first_imgNEW DELHI: The Aam Aadmi Party (AAP) government on Thursday launched a scheme to fund higher studies of around 100 Dalit students overseas.The decision, taken during a meeting chaired by Chief Minister Arvind Kejriwal, decided to provide financial assistance of up to Rs 10 lakh for a two-year course and up to Rs 20 lakh for a four-year course to the candidates. Meritorious students who have secured admission to M Phil, PhD, LLM, M.Tech and other higher education courses in foreign universities will be able to apply under the scheme, Delhi’s SC/ST minister Rajendra Pal Gautam said. Also Read – India gets first tranche of Swiss bank a/c detailsThe applicants should be residents of Delhi and their family income should not exceed Rs 8 lakh per annum, he said. It’s happening for the first time in Delhi, Gautam added. Gautam said according to the proposal of the SC/ST Welfare Department, students will get the scholarship in the field of Engineering and Management; Pure Sciences and Applied Sciences; Agricultures Sciences and Medicine; International Commerce, Accounting and Finance; and Humanities and Social Science from accredited universities. Also Read – Tourists to be allowed in J&K from Thursday”The students, below 30 years of age, with 55 per cent marks in Master Degree will be eligible for the Ph.D scholarship, while those with 55 per cent marks in Bachelors Degree will be eligible for the Master Degree,” he added. Gautam said after completion of the course, the candidate will have to submit the course completion certificate by the concerned Institution/University to the Secretary, Department for Welfare of SC/ST/OBC, Delhi. “The candidate also has to give an undertaking that he/she has not received any scholarship financial assistance from any government/other organisation including university/college for the same course he/she is applying under the scheme,” he said.last_img read more

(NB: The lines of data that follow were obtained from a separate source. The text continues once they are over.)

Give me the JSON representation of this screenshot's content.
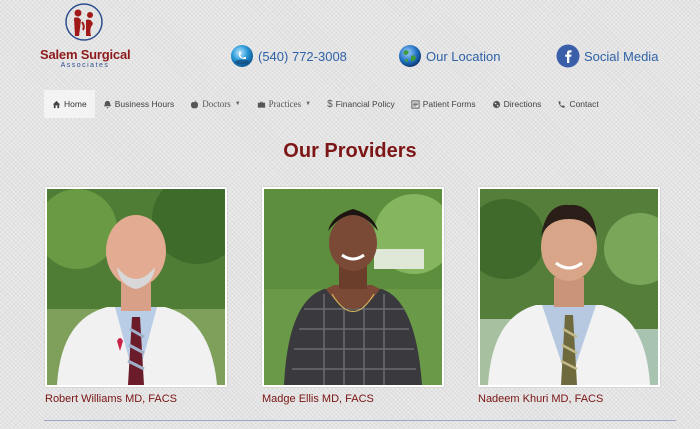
{
  "logo": {
    "name": "Salem Surgical",
    "subtitle": "Associates"
  },
  "contacts": {
    "phone": "(540) 772-3008",
    "location": "Our Location",
    "social": "Social Media"
  },
  "nav": [
    {
      "label": "Home",
      "icon": "home-icon",
      "active": true
    },
    {
      "label": "Business Hours",
      "icon": "bell-icon"
    },
    {
      "label": "Doctors",
      "icon": "apple-icon",
      "dropdown": true
    },
    {
      "label": "Practices",
      "icon": "briefcase-icon",
      "dropdown": true
    },
    {
      "label": "Financial Policy",
      "icon": "dollar-icon"
    },
    {
      "label": "Patient Forms",
      "icon": "forms-icon"
    },
    {
      "label": "Directions",
      "icon": "globe-icon"
    },
    {
      "label": "Contact",
      "icon": "phone-icon"
    }
  ],
  "page_title": "Our Providers",
  "providers": [
    {
      "name": "Robert Williams MD, FACS"
    },
    {
      "name": "Madge Ellis MD, FACS"
    },
    {
      "name": "Nadeem Khuri MD, FACS"
    }
  ],
  "colors": {
    "brand": "#7d1616",
    "link": "#2f62a8"
  }
}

Three arrested in handgun seizure eight live rounds confiscated

first_img ALERT # 2 ON POTENTIAL TROPICAL CYCLONE NINE ISSUED BY THE BAHAMAS DEPARTMENT OF METEOROLOGY THURSDAY 12TH SEPTEMBER, 2019 AT 9 PM EDT Facebook Twitter Google+LinkedInPinterestWhatsApp Related Items:#magneticmedianews Recommended for you Facebook Twitter Google+LinkedInPinterestWhatsAppNassau, Bahamas, January 30, 2017 – One less handgun on the streets of Nassau today as the Firearms Tracing and Investigations Unit have seized a 45 pistol and eight live rounds of ammunition.   It was a routine patrol on Market Street and Cordeaux Avenue that led to the discovery and eventual arrest of three men who are in custody.   The driver of the Honda Accord was signaled to stop, the search allegedly uncovered the gun and ammo.  This happened on Saturday night.#MagneticMediaNews Electricity Cost of Service Study among the big agenda items at September 11 Cabinet meeting The Luxury of Grace Bay in Down Town Provolast_img read more